The Judiciary & Ethics Committee had hearings on and voted for the Ethics Reform Bill passed by both houses and signed by the Governor into law on January 31, 2007. While this was a bipartisan effort and a good first step to restoring the public's trust in elected officials by creating a more accountable system of enforcement, much more needs to be done.

Almost every ethics violation the past few years has involved campaign money. As long as money is a dominant factor in electoral success, it will be difficult to have honest government. The current Supreme Court race is a great example of the need for campaign reform. How can we have millions of dollars in outside money influencing the outcome for a position that is supposed to be non-partisan and impartial? That is why I recently introduced a bill for public financing for Supreme Court races.
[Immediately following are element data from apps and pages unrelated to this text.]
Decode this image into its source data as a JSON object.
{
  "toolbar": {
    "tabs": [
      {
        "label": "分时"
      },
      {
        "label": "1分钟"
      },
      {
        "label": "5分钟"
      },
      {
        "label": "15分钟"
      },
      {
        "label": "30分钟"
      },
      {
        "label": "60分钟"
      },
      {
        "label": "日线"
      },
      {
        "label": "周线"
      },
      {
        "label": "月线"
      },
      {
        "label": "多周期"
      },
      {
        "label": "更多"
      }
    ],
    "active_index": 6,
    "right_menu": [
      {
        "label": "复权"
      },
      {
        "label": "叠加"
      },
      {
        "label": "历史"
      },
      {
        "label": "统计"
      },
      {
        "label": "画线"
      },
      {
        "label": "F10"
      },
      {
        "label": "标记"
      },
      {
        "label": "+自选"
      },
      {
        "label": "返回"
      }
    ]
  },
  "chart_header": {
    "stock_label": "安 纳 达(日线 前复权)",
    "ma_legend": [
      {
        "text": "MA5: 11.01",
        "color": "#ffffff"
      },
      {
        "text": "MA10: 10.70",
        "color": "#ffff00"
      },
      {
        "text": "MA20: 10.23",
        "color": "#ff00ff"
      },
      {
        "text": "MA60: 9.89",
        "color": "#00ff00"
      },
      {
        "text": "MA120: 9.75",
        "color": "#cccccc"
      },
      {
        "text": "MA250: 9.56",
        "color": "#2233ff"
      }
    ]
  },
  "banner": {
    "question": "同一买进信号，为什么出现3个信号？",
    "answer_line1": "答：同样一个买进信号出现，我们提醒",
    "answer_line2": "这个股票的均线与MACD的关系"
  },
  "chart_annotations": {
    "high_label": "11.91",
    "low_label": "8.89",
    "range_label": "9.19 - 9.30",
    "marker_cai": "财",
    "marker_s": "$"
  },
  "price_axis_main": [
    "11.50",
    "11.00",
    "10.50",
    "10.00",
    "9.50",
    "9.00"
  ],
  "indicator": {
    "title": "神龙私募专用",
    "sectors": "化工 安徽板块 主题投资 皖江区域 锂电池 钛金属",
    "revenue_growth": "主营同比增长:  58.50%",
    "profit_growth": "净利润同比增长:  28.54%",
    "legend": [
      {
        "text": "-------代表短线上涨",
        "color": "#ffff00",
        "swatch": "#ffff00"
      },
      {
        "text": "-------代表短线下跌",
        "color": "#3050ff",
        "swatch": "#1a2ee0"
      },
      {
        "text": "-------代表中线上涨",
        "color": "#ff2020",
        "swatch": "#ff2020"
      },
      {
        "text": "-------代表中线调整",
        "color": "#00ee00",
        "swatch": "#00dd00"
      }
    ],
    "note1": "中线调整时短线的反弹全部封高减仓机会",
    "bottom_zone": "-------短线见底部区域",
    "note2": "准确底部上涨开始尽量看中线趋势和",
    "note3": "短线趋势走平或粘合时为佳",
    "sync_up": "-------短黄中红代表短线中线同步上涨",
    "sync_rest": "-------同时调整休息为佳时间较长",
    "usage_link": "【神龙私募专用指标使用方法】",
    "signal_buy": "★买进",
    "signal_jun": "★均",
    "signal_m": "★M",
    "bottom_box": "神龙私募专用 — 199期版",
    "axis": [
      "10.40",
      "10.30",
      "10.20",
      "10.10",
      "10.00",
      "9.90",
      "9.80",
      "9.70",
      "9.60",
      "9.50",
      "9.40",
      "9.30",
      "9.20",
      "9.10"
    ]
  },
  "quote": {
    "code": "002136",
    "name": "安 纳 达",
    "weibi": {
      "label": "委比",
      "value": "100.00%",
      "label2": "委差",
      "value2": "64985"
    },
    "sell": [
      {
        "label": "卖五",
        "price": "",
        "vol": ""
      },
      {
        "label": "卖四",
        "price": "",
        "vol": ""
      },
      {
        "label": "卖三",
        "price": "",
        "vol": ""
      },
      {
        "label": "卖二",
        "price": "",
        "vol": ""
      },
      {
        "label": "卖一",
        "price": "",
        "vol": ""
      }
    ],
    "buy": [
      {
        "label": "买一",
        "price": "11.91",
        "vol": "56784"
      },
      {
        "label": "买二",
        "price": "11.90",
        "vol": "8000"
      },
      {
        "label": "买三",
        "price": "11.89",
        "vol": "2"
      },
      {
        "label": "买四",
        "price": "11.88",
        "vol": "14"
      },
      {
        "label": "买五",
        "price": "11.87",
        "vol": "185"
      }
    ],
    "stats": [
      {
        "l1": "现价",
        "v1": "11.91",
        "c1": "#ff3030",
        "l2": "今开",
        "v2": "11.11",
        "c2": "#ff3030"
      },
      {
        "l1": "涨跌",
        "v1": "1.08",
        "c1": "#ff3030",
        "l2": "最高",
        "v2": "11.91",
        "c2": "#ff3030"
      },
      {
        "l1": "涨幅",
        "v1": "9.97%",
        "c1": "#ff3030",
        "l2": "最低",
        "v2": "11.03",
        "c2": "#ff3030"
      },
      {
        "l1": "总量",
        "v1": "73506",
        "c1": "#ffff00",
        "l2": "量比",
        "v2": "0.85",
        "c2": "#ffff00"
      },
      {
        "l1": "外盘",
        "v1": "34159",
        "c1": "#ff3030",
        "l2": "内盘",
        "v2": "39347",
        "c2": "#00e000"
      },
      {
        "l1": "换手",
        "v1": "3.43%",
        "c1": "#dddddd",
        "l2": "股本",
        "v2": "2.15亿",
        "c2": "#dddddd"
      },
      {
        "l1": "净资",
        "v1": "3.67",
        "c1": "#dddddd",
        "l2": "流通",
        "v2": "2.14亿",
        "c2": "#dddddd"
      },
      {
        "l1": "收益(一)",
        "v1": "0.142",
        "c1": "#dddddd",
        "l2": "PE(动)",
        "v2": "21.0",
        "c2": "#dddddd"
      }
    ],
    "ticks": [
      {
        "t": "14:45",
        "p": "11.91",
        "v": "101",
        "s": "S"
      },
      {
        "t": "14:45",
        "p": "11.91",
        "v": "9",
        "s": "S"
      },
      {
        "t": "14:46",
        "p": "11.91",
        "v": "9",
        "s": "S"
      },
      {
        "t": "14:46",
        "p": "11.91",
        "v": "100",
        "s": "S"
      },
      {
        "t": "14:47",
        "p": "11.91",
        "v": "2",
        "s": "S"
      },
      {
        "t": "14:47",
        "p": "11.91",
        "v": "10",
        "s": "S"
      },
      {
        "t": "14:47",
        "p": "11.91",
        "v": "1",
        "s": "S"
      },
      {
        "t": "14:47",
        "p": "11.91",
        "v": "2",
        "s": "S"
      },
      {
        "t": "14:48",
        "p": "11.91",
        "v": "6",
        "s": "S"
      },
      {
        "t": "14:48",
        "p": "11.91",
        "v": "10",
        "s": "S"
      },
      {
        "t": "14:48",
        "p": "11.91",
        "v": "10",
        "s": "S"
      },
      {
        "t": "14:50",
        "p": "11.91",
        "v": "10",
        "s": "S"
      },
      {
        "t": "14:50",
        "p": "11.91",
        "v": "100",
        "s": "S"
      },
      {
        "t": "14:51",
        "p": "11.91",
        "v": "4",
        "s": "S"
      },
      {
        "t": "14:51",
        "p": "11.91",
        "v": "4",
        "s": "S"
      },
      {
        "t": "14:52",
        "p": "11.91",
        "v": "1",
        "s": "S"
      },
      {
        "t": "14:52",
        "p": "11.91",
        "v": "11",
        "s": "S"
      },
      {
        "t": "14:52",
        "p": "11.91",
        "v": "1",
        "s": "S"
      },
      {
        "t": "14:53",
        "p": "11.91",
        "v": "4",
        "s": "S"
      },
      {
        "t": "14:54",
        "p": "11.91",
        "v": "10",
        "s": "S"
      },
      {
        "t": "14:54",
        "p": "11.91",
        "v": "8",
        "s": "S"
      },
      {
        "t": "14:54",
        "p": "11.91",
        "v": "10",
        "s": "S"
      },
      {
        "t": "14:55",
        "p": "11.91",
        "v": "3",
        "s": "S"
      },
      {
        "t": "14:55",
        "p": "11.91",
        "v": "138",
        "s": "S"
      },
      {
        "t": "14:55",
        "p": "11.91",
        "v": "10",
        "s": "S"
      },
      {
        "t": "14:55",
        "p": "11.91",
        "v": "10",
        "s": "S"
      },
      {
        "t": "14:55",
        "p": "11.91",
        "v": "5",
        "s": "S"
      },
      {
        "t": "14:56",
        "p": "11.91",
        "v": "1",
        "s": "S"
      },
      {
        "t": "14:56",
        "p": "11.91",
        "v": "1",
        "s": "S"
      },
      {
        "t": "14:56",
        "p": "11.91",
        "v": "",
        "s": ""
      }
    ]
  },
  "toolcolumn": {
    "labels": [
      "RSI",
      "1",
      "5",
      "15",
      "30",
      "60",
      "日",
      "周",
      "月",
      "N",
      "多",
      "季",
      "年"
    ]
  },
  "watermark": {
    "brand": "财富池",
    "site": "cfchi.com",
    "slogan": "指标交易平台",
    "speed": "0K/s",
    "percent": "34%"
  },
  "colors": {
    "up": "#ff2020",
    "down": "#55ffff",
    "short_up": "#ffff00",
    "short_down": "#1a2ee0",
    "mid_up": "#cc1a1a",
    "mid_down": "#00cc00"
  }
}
You have noticed that the same phony "issue ads" which polluted my 2006 race in the current Supreme Court race. It is expected that more than $2 million will be spend in unregulated phony "issue ads" in this current Supreme Court race.

That is why I have joined eight of my freshman Democratic colleagues in introducing a bill requiring full disclosure of who funds these unregulated issue ads and subject them to the same campaign finance limits as individuals and groups independent expenditures.

The following are some recent press that discuss some of the other important issues facing the State.

Protecting Property Taxpayers

UW System Admission Policy

I hope you can make it on Thursday. As always, please contact me at any time if you have questions or feedback on any issues or concern.


Sunday, April 01, 2007

Dry food added to pet food recall list

As scientists and investigators work to determine the cause of tainted pet food in the U.S. which has resulted in thousands of complaints about sick pets, several which have died, and millions of containers of wet or canned pet food being recalled, the recall has now been expanded to some dry food, as well. You can read the latest by going here.

Smoking ban exemption angers citizen group, frustrates council

During the last meeting of the Oshkosh Common Council it was learned that a specially-appointed attorney to represent the city in a lawsuit with the Hilton Garden and its operators was quietly settled some three months or so ago and the hotel bar given a permanent exemption to the city's smoking ban; but the city manager, nor Common Council members, were ever informed of the settlement. Evidently, the first time anyone heard anything about the settlement was when two members of Breathe Free Oshkosh brought it up during Citizen Statements.

It should be pointed out that city attorney Warren Kraft did not represent the city in this matter because of the possibility he could be called as a witness, hence the need for special counsel. And it is, as I understand it, up to the sole discretion of that special counsel to be able to negotiate a settlement, and he did just that. The reasons for his decision were outlined in a letter by Mr. Kraft to city manager Richard Wollangk, which can be found along with more information on the suit and settlement in this article from the Oshkosh Northwestern.

I have not yet had a chance to read everything associated with this matter, but my concern is the lack of information once again being provided to the Common Council (and others at City Hall) in matters of such importance. The appointed counsel knew about the settlement, obviously, as did the city health director Paul Spiegel. But why was the city attorney or city manager not informed? Why did neither of them bother to inquire about the progress of the case? Why was the Common Council not apprised of the situation - once again?! And sorry, but lame excuses like "We don't hear about every traffic case that's settled," etc., just don't cut it. To compare a traffic ticket to one of the most controversial, devisive issues this city has seen in some time is preposterous; and frankly, whether you call it, laziness, ignorance, ineptness, unaccountability or selective memory, we have a right to expect - and should be demanding - more from such well-compensated people in positions of management at City Hall.

This subject, by the way, will be the topic of an upcoming "Eye on Oshkosh." Stay tuned for details on when it will air.